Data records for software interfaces
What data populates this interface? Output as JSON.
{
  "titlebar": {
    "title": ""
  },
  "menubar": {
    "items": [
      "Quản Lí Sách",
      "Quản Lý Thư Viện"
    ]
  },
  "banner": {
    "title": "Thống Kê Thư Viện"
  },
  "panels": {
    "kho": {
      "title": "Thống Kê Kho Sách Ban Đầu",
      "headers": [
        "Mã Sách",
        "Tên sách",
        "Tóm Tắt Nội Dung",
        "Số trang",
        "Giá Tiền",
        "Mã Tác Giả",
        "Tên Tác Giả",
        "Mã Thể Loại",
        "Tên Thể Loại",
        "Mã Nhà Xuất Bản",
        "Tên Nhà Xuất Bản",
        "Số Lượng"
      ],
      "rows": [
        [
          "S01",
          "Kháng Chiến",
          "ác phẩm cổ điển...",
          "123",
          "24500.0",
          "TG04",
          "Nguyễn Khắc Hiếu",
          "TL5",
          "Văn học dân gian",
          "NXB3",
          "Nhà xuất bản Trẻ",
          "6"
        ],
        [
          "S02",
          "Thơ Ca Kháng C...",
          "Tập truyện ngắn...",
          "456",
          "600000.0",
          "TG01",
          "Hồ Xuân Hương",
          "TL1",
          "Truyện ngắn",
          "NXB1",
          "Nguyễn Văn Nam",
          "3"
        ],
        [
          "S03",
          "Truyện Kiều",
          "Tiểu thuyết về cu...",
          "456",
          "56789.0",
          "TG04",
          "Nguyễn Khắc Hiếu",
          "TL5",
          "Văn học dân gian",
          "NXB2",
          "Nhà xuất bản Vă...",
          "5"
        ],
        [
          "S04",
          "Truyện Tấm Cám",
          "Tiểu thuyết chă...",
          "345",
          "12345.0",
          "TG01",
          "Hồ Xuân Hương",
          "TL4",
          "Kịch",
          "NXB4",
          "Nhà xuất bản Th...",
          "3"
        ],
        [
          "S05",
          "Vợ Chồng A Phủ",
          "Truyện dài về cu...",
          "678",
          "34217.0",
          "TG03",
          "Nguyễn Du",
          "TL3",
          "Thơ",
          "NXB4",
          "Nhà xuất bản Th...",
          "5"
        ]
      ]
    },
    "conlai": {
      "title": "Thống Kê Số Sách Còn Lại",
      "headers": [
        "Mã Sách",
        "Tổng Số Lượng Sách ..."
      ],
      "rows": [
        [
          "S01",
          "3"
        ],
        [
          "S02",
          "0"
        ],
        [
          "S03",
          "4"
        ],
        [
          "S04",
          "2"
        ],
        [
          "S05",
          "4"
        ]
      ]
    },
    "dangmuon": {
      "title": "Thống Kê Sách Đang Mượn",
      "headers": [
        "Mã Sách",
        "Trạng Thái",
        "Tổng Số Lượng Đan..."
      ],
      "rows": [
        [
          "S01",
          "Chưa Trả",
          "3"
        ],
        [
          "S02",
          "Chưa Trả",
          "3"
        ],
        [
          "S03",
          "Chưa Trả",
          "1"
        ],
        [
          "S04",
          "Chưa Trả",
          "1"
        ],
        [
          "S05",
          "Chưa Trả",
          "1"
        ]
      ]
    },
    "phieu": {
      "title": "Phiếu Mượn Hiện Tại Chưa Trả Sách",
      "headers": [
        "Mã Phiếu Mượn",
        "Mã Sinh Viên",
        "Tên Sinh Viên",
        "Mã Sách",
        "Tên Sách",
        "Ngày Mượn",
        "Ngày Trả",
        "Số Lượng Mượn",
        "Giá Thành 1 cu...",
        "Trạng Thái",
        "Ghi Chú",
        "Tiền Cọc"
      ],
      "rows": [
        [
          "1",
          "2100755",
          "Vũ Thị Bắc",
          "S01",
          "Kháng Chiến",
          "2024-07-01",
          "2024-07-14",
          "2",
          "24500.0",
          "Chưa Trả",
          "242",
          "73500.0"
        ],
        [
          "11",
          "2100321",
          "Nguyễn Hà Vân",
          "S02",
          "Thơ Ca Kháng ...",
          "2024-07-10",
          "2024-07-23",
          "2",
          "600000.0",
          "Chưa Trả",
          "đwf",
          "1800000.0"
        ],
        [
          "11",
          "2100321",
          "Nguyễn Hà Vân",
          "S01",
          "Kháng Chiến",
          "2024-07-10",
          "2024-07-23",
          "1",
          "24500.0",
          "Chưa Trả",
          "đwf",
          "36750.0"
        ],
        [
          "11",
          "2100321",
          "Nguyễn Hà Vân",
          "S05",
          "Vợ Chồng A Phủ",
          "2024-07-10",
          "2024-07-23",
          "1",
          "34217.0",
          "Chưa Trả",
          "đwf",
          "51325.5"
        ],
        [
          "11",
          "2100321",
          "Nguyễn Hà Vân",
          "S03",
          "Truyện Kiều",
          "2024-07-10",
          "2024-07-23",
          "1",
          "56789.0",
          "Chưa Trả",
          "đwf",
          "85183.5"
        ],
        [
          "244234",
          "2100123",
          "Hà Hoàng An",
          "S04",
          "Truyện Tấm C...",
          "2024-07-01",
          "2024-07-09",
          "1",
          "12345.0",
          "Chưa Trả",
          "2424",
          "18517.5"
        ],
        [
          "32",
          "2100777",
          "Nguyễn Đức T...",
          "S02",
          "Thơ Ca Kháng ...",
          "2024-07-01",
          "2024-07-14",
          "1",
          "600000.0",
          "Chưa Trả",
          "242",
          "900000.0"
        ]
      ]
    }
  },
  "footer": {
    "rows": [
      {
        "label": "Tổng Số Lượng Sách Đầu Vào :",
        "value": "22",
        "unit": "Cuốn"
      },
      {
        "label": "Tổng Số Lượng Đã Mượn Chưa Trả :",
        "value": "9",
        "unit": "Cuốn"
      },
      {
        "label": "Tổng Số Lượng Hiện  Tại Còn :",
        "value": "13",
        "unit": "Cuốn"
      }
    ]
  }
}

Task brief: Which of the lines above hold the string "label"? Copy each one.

Output below:
        "label": "Tổng Số Lượng Sách Đầu Vào :",
        "label": "Tổng Số Lượng Đã Mượn Chưa Trả :",
        "label": "Tổng Số Lượng Hiện  Tại Còn :",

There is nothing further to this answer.